#### TASK TO CARRY OUT
Please determine the number of lines in the material below that contain the word "text", and state it alone.

▼

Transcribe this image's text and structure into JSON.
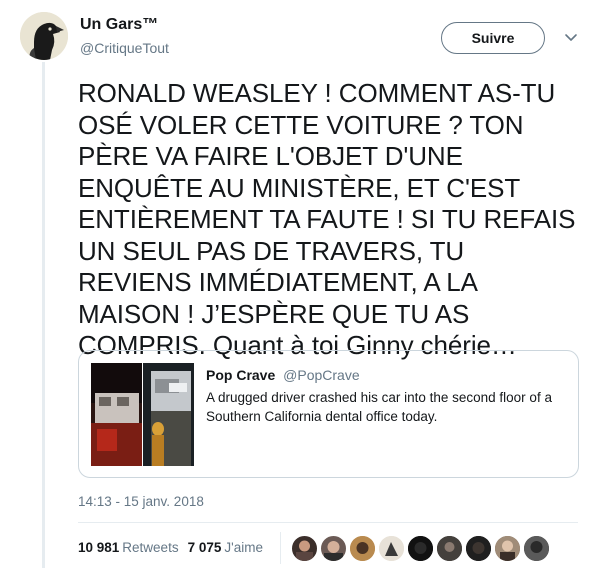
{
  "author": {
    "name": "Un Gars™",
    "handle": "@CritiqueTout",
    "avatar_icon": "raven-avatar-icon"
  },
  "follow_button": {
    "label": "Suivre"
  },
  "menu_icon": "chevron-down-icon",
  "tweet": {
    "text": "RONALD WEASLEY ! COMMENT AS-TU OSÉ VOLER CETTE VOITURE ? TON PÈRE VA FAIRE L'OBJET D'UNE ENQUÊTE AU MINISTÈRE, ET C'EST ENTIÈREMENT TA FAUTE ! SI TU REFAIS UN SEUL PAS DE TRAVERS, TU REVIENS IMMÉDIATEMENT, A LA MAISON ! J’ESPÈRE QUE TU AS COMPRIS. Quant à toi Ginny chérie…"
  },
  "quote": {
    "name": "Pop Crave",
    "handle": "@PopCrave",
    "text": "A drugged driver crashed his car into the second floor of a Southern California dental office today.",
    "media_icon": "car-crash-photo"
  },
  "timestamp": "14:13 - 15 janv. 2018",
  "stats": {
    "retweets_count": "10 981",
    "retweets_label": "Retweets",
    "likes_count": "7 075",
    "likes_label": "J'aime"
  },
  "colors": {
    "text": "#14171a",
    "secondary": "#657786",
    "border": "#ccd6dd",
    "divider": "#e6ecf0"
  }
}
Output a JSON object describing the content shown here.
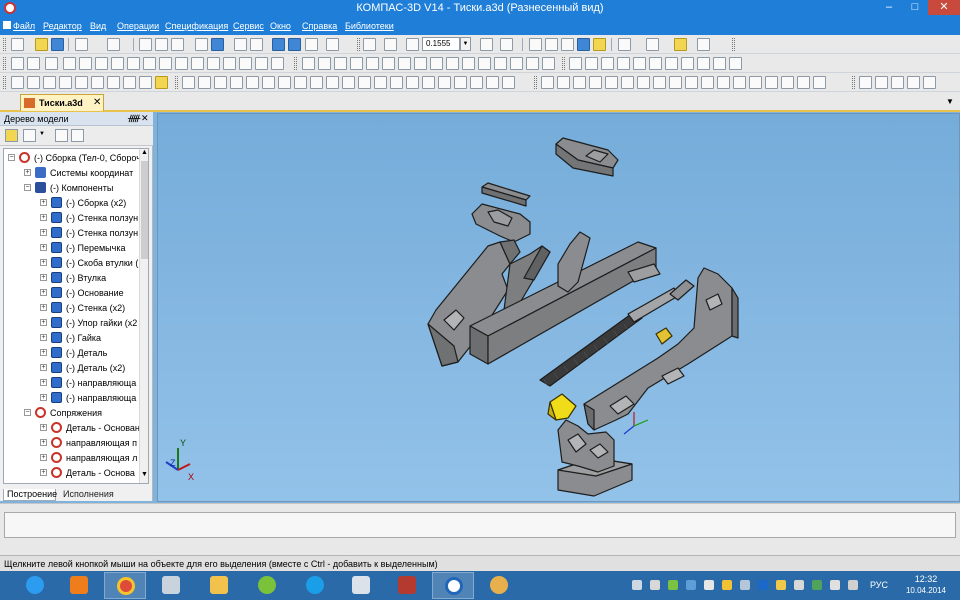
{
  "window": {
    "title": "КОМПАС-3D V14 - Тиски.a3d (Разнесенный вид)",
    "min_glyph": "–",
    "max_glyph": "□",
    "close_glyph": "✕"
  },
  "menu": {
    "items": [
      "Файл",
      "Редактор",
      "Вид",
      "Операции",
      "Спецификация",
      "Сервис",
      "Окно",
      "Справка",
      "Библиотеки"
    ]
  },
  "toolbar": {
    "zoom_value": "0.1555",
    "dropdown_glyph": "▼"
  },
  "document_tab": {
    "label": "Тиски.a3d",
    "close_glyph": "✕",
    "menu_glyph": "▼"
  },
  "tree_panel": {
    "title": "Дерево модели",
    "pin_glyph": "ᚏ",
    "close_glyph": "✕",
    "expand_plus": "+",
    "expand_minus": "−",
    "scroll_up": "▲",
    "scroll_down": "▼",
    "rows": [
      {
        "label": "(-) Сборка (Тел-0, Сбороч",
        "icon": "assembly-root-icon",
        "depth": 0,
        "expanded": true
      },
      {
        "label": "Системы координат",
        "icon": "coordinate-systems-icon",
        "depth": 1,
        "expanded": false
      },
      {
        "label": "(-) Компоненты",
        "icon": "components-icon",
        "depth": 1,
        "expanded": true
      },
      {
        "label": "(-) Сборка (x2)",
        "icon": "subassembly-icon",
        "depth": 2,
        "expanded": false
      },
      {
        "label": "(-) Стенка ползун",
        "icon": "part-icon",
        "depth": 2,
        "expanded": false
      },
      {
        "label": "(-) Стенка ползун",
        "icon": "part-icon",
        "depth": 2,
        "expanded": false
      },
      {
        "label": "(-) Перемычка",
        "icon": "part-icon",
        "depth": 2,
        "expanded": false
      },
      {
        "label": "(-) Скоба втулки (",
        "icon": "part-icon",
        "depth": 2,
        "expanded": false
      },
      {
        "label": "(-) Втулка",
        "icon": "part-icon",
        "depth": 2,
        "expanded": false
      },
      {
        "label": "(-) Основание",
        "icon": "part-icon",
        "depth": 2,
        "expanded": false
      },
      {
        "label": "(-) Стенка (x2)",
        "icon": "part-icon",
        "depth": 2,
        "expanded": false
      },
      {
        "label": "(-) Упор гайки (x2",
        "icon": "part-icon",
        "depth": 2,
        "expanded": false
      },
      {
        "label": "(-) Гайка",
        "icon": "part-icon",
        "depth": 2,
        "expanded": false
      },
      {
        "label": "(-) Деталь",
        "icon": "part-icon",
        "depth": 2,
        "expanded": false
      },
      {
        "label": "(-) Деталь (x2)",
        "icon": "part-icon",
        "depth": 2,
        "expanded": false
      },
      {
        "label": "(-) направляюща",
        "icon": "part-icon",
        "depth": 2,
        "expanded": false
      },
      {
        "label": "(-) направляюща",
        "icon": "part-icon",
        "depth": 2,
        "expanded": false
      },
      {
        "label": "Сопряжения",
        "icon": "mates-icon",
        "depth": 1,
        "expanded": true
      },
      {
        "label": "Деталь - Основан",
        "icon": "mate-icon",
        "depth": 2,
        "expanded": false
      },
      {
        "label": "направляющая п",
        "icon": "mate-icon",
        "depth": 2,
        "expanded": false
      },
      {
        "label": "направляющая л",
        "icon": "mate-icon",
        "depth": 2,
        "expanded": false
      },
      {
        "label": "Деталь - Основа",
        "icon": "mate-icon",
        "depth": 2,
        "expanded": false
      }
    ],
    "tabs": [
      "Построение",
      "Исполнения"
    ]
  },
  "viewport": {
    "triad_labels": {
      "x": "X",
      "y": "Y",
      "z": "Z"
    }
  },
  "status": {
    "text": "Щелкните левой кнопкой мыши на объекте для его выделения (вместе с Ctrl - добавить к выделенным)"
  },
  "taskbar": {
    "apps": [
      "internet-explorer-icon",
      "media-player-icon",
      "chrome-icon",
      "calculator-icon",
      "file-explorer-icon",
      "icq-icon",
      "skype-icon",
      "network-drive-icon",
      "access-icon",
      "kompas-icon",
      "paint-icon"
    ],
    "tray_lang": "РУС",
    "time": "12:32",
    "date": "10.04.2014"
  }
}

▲

#### ANSWER BELOW
5